Recently, it has seemed like the definitions of brutal death and deathcore have slowly become more and more indistinguishable as more bands began to pull from each, in search of the next most brutal thing. In the case of Leprous Divinity it’s hard to tell where their music truly lies on the spectrum. They are fans of absolutely huge almost-breakdowns, to the point of it being insane, and the sort of chugging riff which delivers enough downward force that if it were to drive us into the ground we’d all be flat as pancakes.
Leprous Divinity like their music slow and crushing. Each of the songs on Enslavement comes in at close to the four-minute mark or more save for one, yet this makes them feel longer. Each one begins about the same way — with an ambient bit of noise, like the sound recordings of a battlefield, before the group come in and stomp all over the room. Enslavement includes some jarringly unexpected technical moments, but overall the music Leprous Divinity have deemed worthy of their first release is the sort of red meat you can find only in cattle-farming-heavy states, the type with cities founded on the fact that one of their restaurants has a 72-oz. steak on the menu.
That is what most of Enslavement really is: doubled-over vocal-heavy, marbleized fat, red-meat death metal with a heavy emphasis on the -core side of the spectrum. It’s violently heavy and impressively huge for a band just starting out, building up from side projects and castaways of other bands in the California Bay Area/Coastal metal scene and writing music to appeal to the caveman side of us that, frankly, just likes going out and clubbing things until their corporeal form consists of nothing but vague shapes and liquid.

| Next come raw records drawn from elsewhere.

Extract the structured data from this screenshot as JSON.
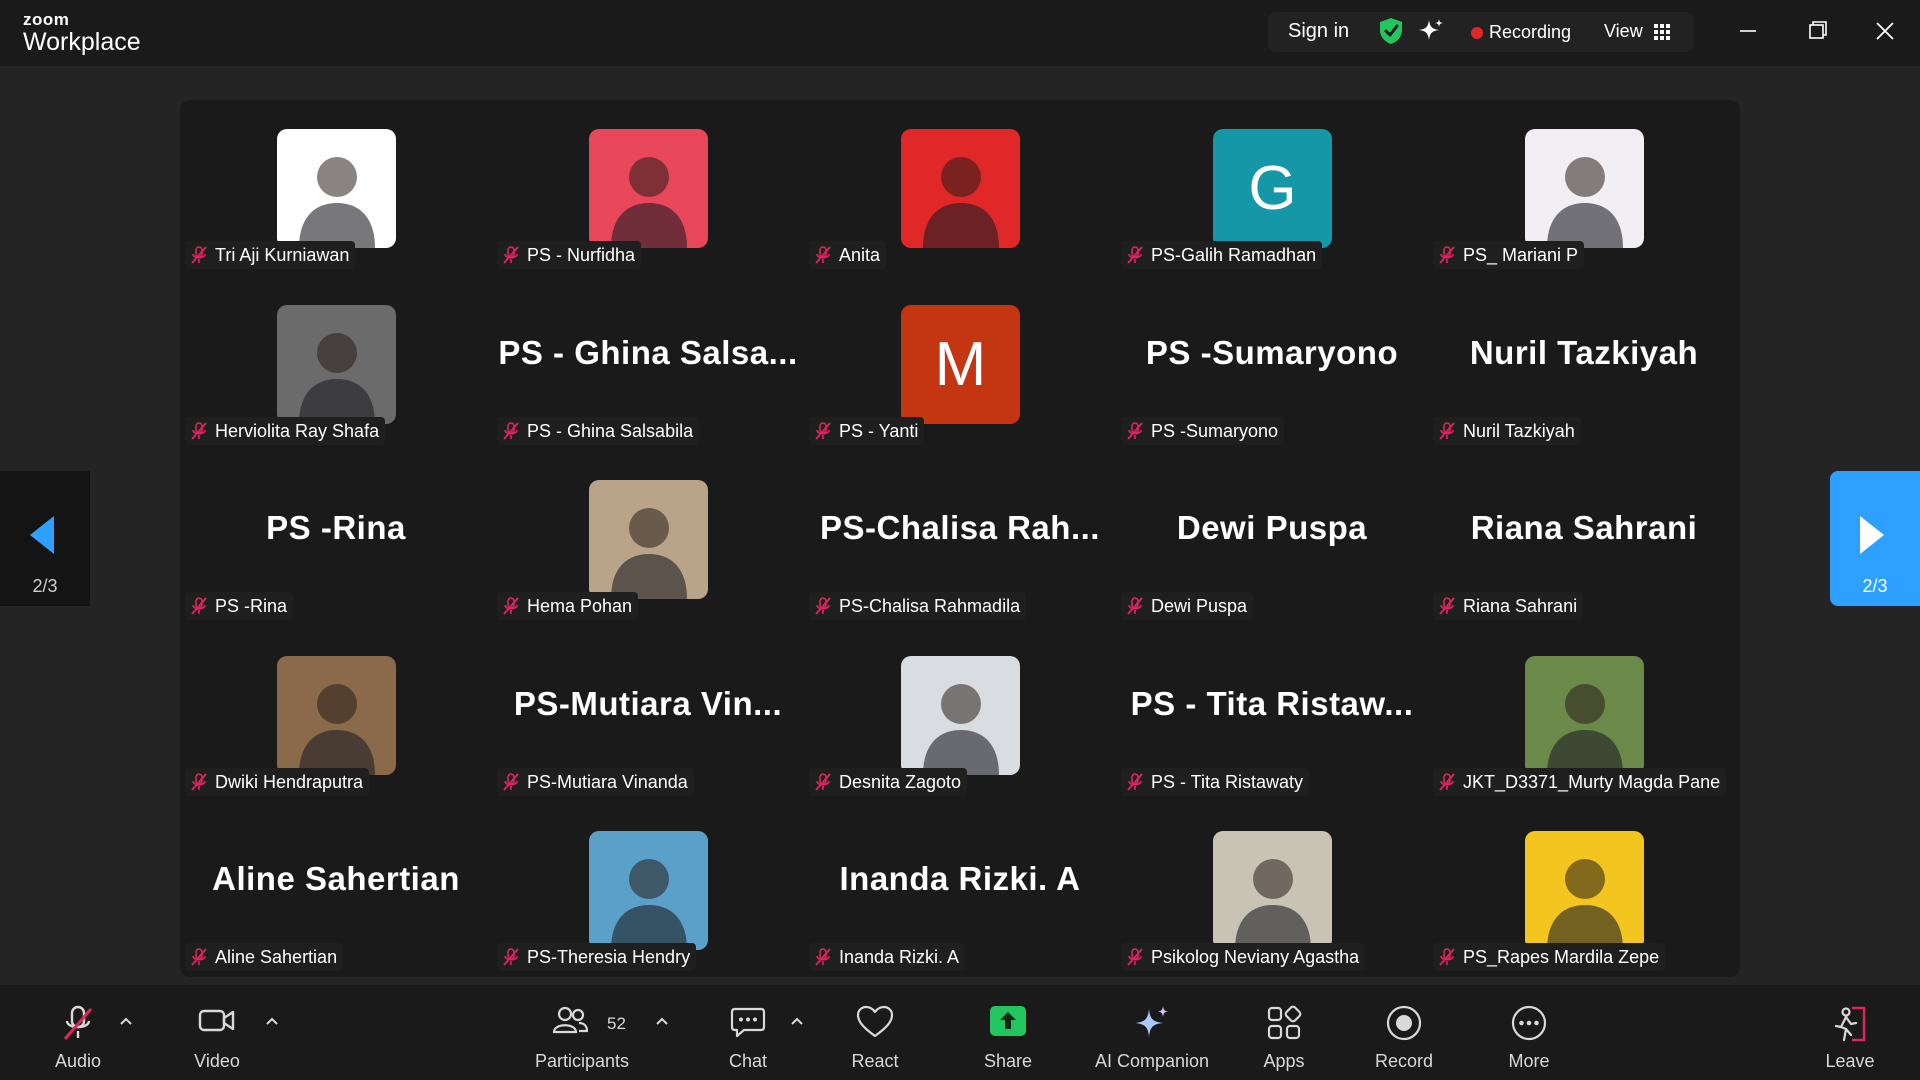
{
  "app": {
    "brand_top": "zoom",
    "brand_bottom": "Workplace"
  },
  "titlebar": {
    "sign_in": "Sign in",
    "recording": "Recording",
    "view": "View"
  },
  "colors": {
    "recording": "#e02828",
    "shield": "#22c55e",
    "share": "#22c55e",
    "pager_active": "#2ea0ff",
    "mute": "#e0245e"
  },
  "pager": {
    "left_count": "2/3",
    "right_count": "2/3"
  },
  "participants": [
    {
      "label": "Tri Aji Kurniawan",
      "avatar": "photo",
      "bg": "#ffffff"
    },
    {
      "label": "PS - Nurfidha",
      "avatar": "photo",
      "bg": "#e8475a"
    },
    {
      "label": "Anita",
      "avatar": "photo",
      "bg": "#e02828"
    },
    {
      "label": "PS-Galih Ramadhan",
      "avatar": "letter",
      "letter": "G",
      "bg": "#1597a8"
    },
    {
      "label": "PS_ Mariani P",
      "avatar": "photo",
      "bg": "#f1eef4"
    },
    {
      "label": "Herviolita Ray Shafa",
      "avatar": "photo",
      "bg": "#6b6b6b"
    },
    {
      "label": "PS - Ghina Salsabila",
      "avatar": "name",
      "big": "PS - Ghina Salsa..."
    },
    {
      "label": "PS - Yanti",
      "avatar": "letter",
      "letter": "M",
      "bg": "#c43612"
    },
    {
      "label": "PS -Sumaryono",
      "avatar": "name",
      "big": "PS -Sumaryono"
    },
    {
      "label": "Nuril Tazkiyah",
      "avatar": "name",
      "big": "Nuril Tazkiyah"
    },
    {
      "label": "PS -Rina",
      "avatar": "name",
      "big": "PS -Rina"
    },
    {
      "label": "Hema Pohan",
      "avatar": "photo",
      "bg": "#b9a48a"
    },
    {
      "label": "PS-Chalisa Rahmadila",
      "avatar": "name",
      "big": "PS-Chalisa Rah..."
    },
    {
      "label": "Dewi Puspa",
      "avatar": "name",
      "big": "Dewi Puspa"
    },
    {
      "label": "Riana Sahrani",
      "avatar": "name",
      "big": "Riana Sahrani"
    },
    {
      "label": "Dwiki Hendraputra",
      "avatar": "photo",
      "bg": "#8a6a4a"
    },
    {
      "label": "PS-Mutiara Vinanda",
      "avatar": "name",
      "big": "PS-Mutiara Vin..."
    },
    {
      "label": "Desnita Zagoto",
      "avatar": "photo",
      "bg": "#d9dde2"
    },
    {
      "label": "PS - Tita Ristawaty",
      "avatar": "name",
      "big": "PS - Tita Ristaw..."
    },
    {
      "label": "JKT_D3371_Murty Magda Pane",
      "avatar": "photo",
      "bg": "#6b8a4a"
    },
    {
      "label": "Aline Sahertian",
      "avatar": "name",
      "big": "Aline Sahertian"
    },
    {
      "label": "PS-Theresia Hendry",
      "avatar": "photo",
      "bg": "#5aa0c8"
    },
    {
      "label": "Inanda Rizki. A",
      "avatar": "name",
      "big": "Inanda Rizki. A"
    },
    {
      "label": "Psikolog Neviany Agastha",
      "avatar": "photo",
      "bg": "#c9c3b5"
    },
    {
      "label": "PS_Rapes Mardila Zepe",
      "avatar": "photo",
      "bg": "#f2c61f"
    }
  ],
  "toolbar": {
    "audio": "Audio",
    "video": "Video",
    "participants": "Participants",
    "participants_count": "52",
    "chat": "Chat",
    "react": "React",
    "share": "Share",
    "ai_companion": "AI Companion",
    "apps": "Apps",
    "record": "Record",
    "more": "More",
    "leave": "Leave"
  }
}
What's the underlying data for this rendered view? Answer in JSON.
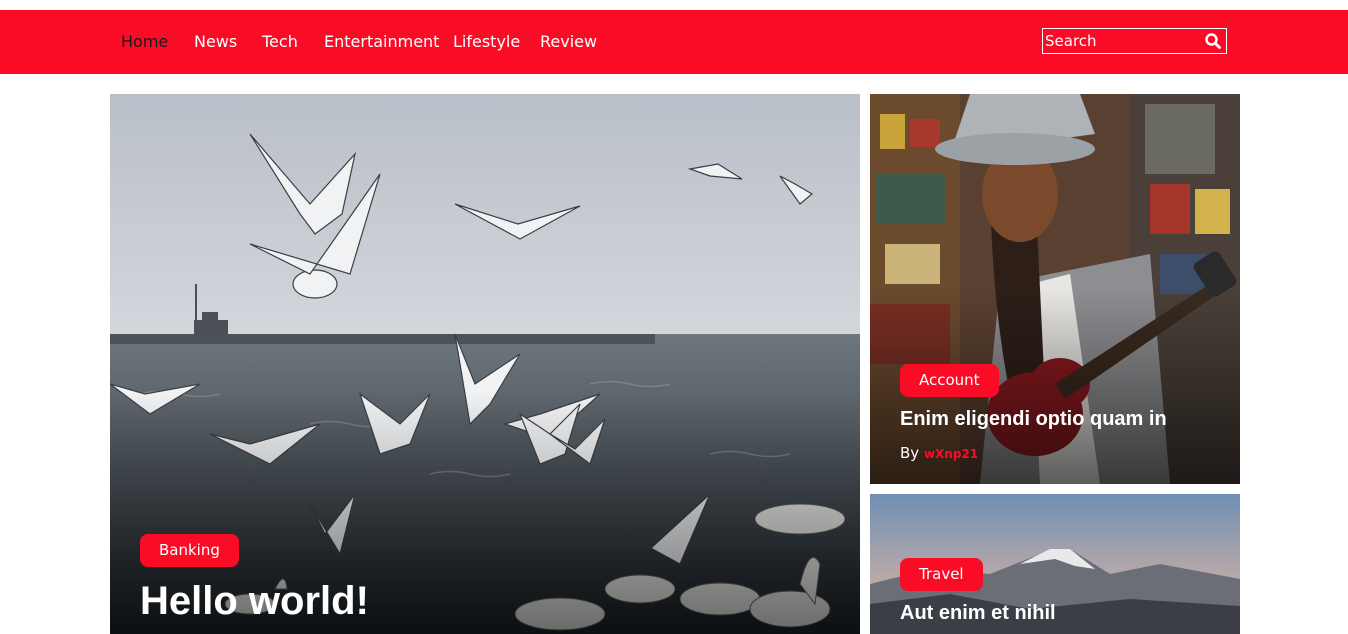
{
  "nav": {
    "items": [
      "Home",
      "News",
      "Tech",
      "Entertainment",
      "Lifestyle",
      "Review"
    ],
    "search_placeholder": "Search"
  },
  "featured": {
    "category": "Banking",
    "title": "Hello world!"
  },
  "side_posts": [
    {
      "category": "Account",
      "title": "Enim eligendi optio quam in",
      "by": "By",
      "author": "wXnp21"
    },
    {
      "category": "Travel",
      "title": "Aut enim et nihil"
    }
  ],
  "colors": {
    "accent": "#fb0c26"
  },
  "icons": {
    "search": "search-icon"
  }
}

The odd thing about Enslavement, though, is that because the band are going for the sound of a Colossus smashing its way through the wilderness, they’ve also managed to capture the glacially slow movement of it as well. It feels like the opening moments of Enslavement are the sound of the beast creeping to live, and the rest of the EP is each labored step, lifting and slamming down with massive force on the ground. They manage to take songs that, coupled together, last a bit over seventeen minutes and make them feel like an eternity — a suffocating weight under which you’ll never escape.
It’s a unerringly eerie feeling, one I’m not too sure would work on a full release without the band picking up the tempo, as on the closer “Copulating The Self Immolated”, which unfortunately if you’re not paying attention is going to feel like an extension of the previous track. Of course, with the ambient intros and basic tempo being the same throughout, Enslavement sounds like it was written to be one long, drawn-out smash fast, where the band can terrify you and play the increasingly dangerous limbo game of how low can you go before the strings fall off the guitar.
As a debut, Enslavement is an interesting choice. Where most new death metal bands seem intent on making their mark with speed, Leprous Divinity play death metal without it. To be more precise, it’s metrically very, very fast, with a bevy of blastbeats and impressive musicianship, but man, the riffs sound drawn-out enough that Enslavement resembles a storm just on the periphery of the horizon, monstrous and threatening enough to set off alarms for weeks, taking its dear, sweet time in the approach and relishing the emotional torture it causes.